According to Jones, from Colonel Otis until the ascension of Otis Chandler, the intersection of The Times and what we have to come think of as good journalism -- a thing of dispassionate regard for the facts, designed to serve the citizenry -- was often incidental. It wasn't that the Chandlers lacked civic vision or that what was good for the family wasn't sometimes also good for L.A. But for much of their reign, that vision was overwhelmingly white, anti-labor and staunchly Republican -- the paper was instrumental in launching and maintaining the career of Richard Nixon -- and enmeshed with projects that would increase or protect their personal wealth.

A colorful character who kept what is described here as "a cache of weapons" in his office and paid his children $100 for each grandchild they produced, Colonel Otis worked so ardently to keep unions out of the city that, in 1910, The Times building was dynamited by union activists. Favored son-in-law Harry, whom the Colonel admiringly called "a sly fox" and who bought up much of the San Fernando Valley on the inside knowledge that water was coming there, was a partial inspiration for Noah Cross, the villain of the movie "Chinatown."

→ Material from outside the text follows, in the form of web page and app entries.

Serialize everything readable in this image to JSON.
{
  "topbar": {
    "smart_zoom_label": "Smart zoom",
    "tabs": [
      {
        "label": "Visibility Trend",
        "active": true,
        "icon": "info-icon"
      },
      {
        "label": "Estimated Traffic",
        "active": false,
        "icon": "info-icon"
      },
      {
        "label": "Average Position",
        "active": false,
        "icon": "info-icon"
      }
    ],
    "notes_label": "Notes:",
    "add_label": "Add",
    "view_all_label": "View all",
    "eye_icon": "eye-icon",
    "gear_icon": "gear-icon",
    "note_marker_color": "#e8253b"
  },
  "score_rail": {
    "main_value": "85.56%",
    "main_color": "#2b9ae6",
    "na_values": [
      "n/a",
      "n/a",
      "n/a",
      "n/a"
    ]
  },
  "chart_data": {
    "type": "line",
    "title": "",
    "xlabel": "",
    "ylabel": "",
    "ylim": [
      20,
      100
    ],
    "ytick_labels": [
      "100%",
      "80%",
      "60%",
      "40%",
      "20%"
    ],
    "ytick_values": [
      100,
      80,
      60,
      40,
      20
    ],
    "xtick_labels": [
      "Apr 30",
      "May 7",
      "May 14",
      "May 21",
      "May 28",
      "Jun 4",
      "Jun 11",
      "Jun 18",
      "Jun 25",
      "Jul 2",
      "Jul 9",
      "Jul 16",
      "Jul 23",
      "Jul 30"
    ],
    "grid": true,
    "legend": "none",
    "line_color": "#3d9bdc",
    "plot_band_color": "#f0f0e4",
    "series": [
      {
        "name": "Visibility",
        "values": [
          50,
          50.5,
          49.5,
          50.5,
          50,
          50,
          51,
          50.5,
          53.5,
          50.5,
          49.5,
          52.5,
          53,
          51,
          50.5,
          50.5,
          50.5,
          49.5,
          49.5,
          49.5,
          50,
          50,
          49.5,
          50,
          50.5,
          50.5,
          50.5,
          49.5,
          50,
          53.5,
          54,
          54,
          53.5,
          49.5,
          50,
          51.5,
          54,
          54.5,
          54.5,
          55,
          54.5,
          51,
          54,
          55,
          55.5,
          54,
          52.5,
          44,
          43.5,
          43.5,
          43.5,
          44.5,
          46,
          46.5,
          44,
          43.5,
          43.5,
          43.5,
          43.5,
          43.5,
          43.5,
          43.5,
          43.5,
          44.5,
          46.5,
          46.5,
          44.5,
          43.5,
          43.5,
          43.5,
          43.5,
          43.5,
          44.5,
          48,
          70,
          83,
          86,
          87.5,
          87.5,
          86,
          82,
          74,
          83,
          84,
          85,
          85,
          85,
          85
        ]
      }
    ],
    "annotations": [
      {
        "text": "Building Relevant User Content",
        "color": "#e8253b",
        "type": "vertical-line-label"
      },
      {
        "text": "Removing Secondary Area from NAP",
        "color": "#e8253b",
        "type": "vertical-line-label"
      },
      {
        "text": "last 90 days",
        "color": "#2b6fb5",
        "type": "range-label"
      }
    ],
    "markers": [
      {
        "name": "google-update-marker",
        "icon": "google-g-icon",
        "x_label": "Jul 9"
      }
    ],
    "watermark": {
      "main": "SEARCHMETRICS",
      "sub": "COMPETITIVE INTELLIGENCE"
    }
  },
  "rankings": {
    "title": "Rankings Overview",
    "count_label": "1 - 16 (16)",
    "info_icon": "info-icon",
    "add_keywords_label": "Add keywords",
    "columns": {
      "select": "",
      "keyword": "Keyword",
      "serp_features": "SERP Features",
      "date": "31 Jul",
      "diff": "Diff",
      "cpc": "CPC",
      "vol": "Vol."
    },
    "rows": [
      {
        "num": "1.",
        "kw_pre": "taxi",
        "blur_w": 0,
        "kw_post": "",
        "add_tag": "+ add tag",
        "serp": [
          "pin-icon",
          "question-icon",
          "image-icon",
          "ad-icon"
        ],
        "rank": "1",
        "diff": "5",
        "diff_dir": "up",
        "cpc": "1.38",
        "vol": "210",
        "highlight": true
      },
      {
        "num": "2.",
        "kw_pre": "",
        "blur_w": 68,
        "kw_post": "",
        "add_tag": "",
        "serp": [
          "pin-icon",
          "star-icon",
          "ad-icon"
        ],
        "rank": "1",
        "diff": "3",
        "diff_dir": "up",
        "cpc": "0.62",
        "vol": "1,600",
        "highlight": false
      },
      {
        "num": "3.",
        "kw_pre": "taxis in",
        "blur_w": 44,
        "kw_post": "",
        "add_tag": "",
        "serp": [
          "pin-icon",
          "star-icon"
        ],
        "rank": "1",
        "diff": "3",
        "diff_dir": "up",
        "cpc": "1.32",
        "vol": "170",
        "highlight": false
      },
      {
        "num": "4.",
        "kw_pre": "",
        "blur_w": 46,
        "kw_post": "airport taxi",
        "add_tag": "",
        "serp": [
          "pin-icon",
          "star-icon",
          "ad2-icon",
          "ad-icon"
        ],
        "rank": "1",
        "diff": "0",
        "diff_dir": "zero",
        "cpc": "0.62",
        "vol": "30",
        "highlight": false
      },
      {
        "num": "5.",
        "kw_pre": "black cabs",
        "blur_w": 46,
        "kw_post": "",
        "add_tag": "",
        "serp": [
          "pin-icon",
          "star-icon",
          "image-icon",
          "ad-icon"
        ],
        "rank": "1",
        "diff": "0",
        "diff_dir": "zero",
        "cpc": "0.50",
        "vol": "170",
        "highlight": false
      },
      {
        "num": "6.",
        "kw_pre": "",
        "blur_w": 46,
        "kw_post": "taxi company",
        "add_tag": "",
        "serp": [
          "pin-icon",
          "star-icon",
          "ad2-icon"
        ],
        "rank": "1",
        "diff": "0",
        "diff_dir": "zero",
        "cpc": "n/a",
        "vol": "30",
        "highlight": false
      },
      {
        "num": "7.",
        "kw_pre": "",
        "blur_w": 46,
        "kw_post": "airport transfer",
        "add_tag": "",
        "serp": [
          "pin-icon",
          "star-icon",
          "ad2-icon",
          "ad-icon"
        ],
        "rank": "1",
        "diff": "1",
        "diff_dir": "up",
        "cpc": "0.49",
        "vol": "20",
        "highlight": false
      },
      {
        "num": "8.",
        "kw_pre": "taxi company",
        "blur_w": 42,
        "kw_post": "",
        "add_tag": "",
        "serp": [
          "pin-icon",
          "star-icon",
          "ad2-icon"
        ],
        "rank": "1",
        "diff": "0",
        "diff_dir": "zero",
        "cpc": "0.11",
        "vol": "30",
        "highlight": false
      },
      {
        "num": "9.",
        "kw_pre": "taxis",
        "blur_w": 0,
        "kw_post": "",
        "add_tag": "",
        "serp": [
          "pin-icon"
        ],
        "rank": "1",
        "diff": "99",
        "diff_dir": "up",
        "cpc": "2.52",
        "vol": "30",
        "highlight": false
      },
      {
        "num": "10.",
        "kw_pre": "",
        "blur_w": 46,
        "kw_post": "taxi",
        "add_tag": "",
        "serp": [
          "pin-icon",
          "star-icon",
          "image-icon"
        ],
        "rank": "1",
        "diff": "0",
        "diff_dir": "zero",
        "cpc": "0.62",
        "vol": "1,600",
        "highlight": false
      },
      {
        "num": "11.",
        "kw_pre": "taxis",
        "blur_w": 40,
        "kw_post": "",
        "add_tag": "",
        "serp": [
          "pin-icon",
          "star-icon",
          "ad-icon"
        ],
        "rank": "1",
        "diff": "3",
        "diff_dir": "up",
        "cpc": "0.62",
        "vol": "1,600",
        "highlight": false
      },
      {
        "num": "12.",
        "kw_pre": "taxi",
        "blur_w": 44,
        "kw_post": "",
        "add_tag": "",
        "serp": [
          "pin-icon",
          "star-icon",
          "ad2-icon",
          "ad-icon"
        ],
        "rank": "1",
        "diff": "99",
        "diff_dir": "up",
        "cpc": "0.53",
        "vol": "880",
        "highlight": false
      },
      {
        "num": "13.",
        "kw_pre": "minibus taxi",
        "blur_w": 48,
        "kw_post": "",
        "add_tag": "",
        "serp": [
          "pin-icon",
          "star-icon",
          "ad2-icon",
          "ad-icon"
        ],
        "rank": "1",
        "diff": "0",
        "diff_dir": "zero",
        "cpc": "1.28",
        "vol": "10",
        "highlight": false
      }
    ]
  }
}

Harry's son Norman was less flamboyant, but he expanded the business into books and magazines and had a wife, Dorothy Buffum Chandler -- always regarded as an outsider by (even) more conservative parts of the family -- who was enough of a public figure for the both of them. Her drive to establish the Music Center, that nice old place next to Disney Hall, was characterized by Time as "perhaps the most impressive display of virtuoso money-raising in the history of U.S. womanhood." Zubin Mehta is here to pay her tribute.

If there's a hero in the film -- albeit a flawed and ultimately failed hero -- it's Otis Chandler. Surfer, bodybuilder, bushy-haired blond Adonis, Otis, who was made publisher in 1960 at age 32, took The Times from a provincial house organ to a nationally respected newspaper. But he alienated conservative family members (and Nixon, who put him on his enemies list) along the way. And when he stepped down as publisher, he went outside the family to hire Johnson. "Otis didn't feel his children were as outstanding as he was," observes his first wife, Marilyn Brant. "Otis didn't like competition from his children."

Did they live happily ever after, the Chandlers? Well, they got out of the newspaper business; nowadays, many would call that a step in the right direction. Otis himself -- though he would comment at times on the paper's direction -- had become increasingly detached from The Times after bringing in Johnson and kicking himself upstairs, spending his time collecting cars and killing large animals before his death in 2006.

It's an interesting but overlong film that itself loses interest in the paper as the Chandlers exit the stage. (The greater challenges of journalism in a world of changing media are outside the story Jones wants to tell.) By the time Otis is shown the door by his relatives, who go on to sell the paper to Tribune -- Harry Chandler had set up trusts to ensure that the family could keep control of the paper, but he hadn't planned on their not wanting to -- it is hard to feel the pain. Even if you work here.